§ **Extracted data entries**
▼

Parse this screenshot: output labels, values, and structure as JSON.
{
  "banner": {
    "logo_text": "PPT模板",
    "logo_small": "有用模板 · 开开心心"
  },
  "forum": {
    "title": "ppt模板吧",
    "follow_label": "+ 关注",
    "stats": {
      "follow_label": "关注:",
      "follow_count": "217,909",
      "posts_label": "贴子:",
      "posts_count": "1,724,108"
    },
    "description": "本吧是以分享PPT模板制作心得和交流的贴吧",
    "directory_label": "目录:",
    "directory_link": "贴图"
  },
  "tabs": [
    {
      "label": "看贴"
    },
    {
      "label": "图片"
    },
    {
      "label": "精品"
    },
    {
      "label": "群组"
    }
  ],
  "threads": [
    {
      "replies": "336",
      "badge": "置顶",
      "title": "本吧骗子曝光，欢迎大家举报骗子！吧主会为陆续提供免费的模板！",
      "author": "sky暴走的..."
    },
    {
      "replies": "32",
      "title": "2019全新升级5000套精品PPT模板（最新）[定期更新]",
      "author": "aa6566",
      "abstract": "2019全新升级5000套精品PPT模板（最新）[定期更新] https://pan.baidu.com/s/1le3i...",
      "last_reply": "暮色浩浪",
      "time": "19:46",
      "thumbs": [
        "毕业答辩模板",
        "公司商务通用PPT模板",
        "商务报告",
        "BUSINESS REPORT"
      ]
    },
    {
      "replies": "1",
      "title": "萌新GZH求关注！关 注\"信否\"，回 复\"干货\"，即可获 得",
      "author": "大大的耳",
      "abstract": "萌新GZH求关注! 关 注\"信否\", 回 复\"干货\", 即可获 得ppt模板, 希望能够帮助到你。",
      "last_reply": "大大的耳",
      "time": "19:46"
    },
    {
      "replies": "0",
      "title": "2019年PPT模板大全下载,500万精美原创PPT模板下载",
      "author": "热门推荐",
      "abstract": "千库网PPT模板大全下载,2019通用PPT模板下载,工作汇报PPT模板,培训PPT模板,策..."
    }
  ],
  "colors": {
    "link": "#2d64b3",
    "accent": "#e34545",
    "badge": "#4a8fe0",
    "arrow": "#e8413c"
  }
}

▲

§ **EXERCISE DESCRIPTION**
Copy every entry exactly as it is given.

§ **RESULT FOR THIS EXERCISE**
Parse this screenshot: output labels, values, and structure as JSON.
{
  "banner": {
    "logo_text": "PPT模板",
    "logo_small": "有用模板 · 开开心心"
  },
  "forum": {
    "title": "ppt模板吧",
    "follow_label": "+ 关注",
    "stats": {
      "follow_label": "关注:",
      "follow_count": "217,909",
      "posts_label": "贴子:",
      "posts_count": "1,724,108"
    },
    "description": "本吧是以分享PPT模板制作心得和交流的贴吧",
    "directory_label": "目录:",
    "directory_link": "贴图"
  },
  "tabs": [
    {
      "label": "看贴"
    },
    {
      "label": "图片"
    },
    {
      "label": "精品"
    },
    {
      "label": "群组"
    }
  ],
  "threads": [
    {
      "replies": "336",
      "badge": "置顶",
      "title": "本吧骗子曝光，欢迎大家举报骗子！吧主会为陆续提供免费的模板！",
      "author": "sky暴走的..."
    },
    {
      "replies": "32",
      "title": "2019全新升级5000套精品PPT模板（最新）[定期更新]",
      "author": "aa6566",
      "abstract": "2019全新升级5000套精品PPT模板（最新）[定期更新] https://pan.baidu.com/s/1le3i...",
      "last_reply": "暮色浩浪",
      "time": "19:46",
      "thumbs": [
        "毕业答辩模板",
        "公司商务通用PPT模板",
        "商务报告",
        "BUSINESS REPORT"
      ]
    },
    {
      "replies": "1",
      "title": "萌新GZH求关注！关 注\"信否\"，回 复\"干货\"，即可获 得",
      "author": "大大的耳",
      "abstract": "萌新GZH求关注! 关 注\"信否\", 回 复\"干货\", 即可获 得ppt模板, 希望能够帮助到你。",
      "last_reply": "大大的耳",
      "time": "19:46"
    },
    {
      "replies": "0",
      "title": "2019年PPT模板大全下载,500万精美原创PPT模板下载",
      "author": "热门推荐",
      "abstract": "千库网PPT模板大全下载,2019通用PPT模板下载,工作汇报PPT模板,培训PPT模板,策..."
    }
  ],
  "colors": {
    "link": "#2d64b3",
    "accent": "#e34545",
    "badge": "#4a8fe0",
    "arrow": "#e8413c"
  }
}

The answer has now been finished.